> [PROBLEM DESCRIPTION]: Select all lines holding the word "Timeout" from the entries that follow.

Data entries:
-*-*-
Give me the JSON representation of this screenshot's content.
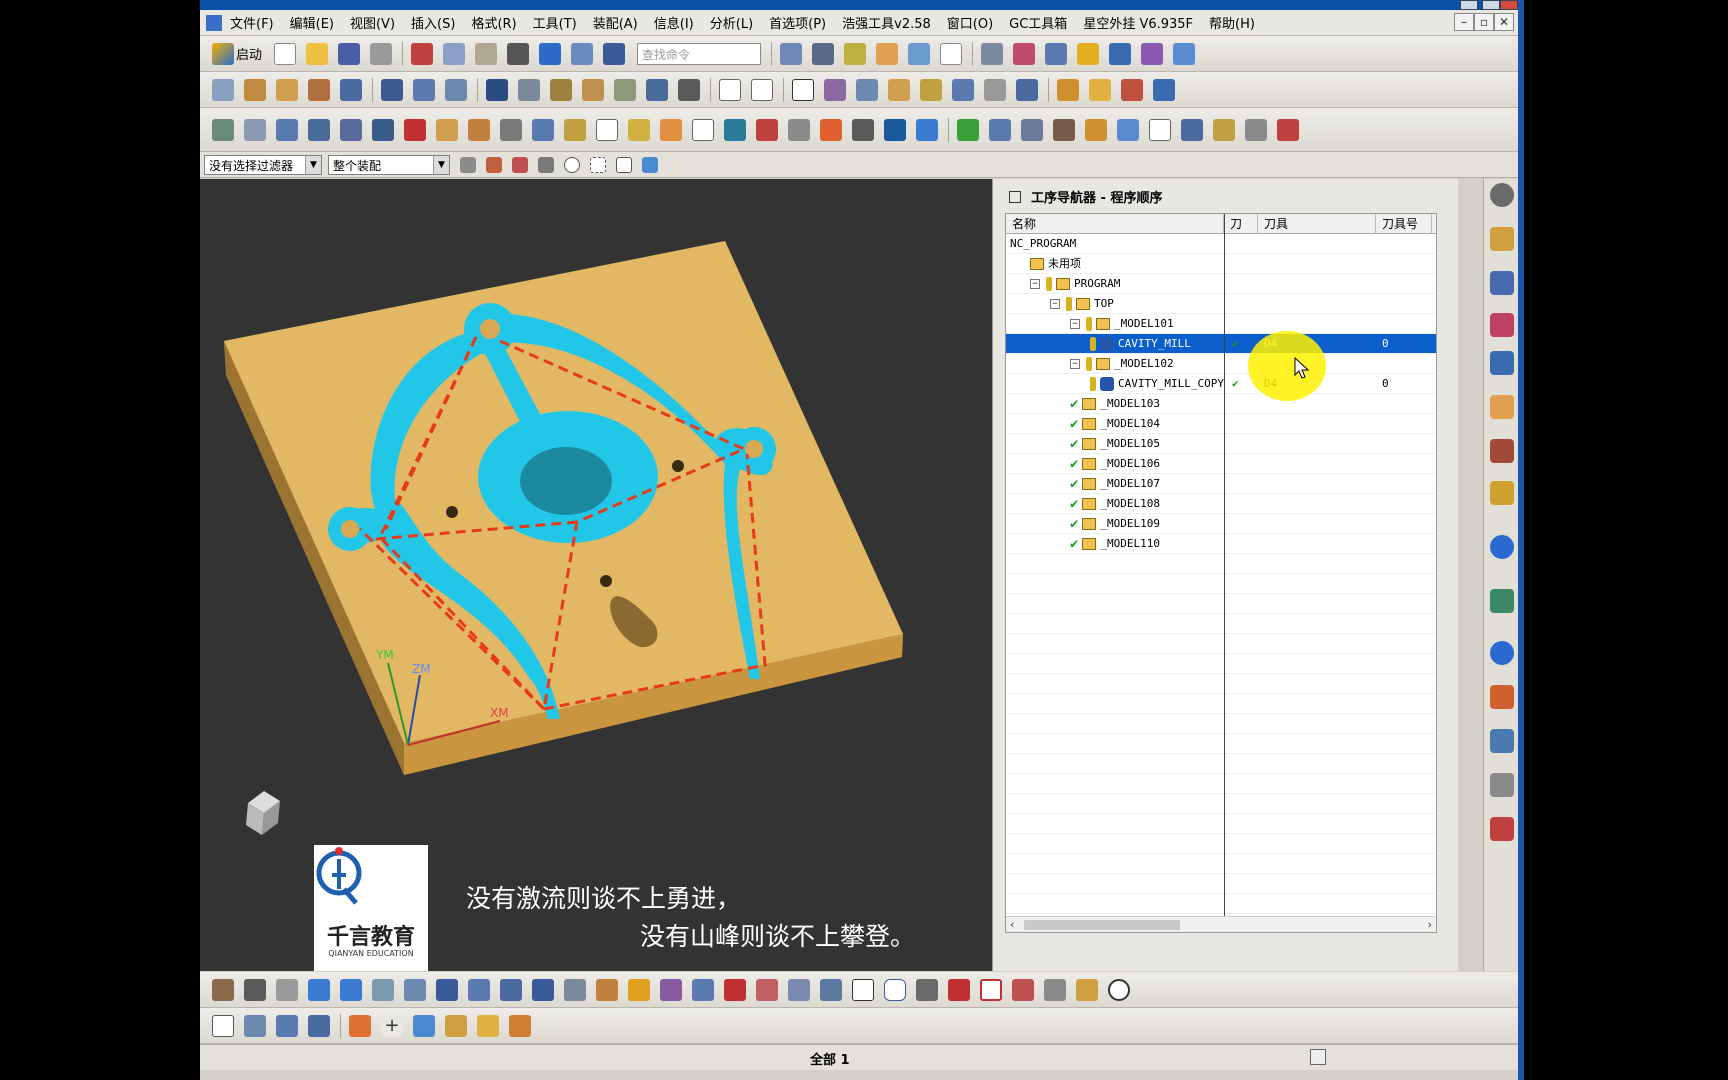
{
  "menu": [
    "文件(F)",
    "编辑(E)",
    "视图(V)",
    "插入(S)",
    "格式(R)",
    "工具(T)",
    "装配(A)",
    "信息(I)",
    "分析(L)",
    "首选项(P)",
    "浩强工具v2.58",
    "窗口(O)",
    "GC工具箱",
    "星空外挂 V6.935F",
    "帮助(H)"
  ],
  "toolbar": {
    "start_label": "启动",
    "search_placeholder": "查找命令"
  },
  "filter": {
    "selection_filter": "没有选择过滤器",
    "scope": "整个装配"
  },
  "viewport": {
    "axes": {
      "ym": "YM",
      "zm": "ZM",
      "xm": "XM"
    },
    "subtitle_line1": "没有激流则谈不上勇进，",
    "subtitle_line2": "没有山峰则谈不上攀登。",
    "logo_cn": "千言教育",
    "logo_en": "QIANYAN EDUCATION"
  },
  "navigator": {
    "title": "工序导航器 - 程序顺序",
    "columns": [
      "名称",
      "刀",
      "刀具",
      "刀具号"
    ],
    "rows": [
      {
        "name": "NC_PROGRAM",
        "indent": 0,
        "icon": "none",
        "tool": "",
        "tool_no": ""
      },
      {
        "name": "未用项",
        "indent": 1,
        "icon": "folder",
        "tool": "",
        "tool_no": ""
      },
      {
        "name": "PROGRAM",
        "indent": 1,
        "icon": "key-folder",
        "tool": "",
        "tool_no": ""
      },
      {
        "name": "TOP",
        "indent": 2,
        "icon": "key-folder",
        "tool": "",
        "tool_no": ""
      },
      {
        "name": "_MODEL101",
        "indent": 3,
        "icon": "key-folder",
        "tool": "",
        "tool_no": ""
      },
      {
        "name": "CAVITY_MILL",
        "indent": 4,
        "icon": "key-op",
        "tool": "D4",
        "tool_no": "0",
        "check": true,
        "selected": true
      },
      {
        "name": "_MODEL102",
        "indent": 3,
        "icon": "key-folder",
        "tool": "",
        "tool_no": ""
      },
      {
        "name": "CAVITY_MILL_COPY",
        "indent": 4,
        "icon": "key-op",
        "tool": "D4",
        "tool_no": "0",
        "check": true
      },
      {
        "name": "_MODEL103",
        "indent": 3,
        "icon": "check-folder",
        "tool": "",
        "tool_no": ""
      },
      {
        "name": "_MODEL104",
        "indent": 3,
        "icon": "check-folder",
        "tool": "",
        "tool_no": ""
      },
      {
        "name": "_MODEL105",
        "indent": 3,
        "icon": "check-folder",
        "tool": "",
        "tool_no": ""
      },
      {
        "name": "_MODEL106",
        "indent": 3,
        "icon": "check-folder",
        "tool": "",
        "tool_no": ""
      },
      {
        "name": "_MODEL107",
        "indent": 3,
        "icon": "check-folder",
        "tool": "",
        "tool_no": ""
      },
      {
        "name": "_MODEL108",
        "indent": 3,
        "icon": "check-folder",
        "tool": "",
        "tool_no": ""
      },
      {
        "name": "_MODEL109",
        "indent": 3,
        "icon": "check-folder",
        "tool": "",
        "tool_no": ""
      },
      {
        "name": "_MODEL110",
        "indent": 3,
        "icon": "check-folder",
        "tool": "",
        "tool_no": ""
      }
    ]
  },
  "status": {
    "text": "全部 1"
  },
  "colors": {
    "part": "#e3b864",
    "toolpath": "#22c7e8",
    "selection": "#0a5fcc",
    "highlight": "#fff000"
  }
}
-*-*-
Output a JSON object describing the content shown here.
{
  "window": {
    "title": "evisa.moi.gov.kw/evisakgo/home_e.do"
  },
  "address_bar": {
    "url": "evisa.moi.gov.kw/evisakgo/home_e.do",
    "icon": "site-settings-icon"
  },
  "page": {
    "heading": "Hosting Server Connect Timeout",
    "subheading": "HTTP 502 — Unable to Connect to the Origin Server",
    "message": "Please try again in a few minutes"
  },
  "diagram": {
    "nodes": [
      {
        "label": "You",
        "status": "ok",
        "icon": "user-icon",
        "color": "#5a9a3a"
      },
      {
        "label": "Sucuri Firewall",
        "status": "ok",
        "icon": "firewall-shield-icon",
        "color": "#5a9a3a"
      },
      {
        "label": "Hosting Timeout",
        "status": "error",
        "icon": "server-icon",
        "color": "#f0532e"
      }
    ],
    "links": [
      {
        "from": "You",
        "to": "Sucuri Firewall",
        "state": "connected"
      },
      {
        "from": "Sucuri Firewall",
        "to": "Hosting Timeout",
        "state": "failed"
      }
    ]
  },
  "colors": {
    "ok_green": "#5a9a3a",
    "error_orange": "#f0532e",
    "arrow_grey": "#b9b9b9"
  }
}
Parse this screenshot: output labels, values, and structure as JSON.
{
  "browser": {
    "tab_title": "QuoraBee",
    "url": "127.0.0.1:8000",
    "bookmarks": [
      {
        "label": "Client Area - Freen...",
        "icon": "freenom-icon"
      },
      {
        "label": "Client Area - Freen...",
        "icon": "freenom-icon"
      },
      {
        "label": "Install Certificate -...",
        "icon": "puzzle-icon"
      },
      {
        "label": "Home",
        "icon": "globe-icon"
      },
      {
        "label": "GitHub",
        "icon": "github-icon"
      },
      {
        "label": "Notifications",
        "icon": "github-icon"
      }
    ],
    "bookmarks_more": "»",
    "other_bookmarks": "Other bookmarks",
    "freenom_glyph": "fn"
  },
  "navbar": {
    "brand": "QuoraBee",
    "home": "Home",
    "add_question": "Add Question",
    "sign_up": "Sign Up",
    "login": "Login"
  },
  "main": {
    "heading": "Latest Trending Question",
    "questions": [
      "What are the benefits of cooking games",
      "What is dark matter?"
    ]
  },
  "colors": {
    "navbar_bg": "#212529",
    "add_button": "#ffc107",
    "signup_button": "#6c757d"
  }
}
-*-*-
> [ANSWER TO THIS PROBLEM]:
    "heading": "Hosting Server Connect Timeout",
        "label": "Hosting Timeout",
        "to": "Hosting Timeout",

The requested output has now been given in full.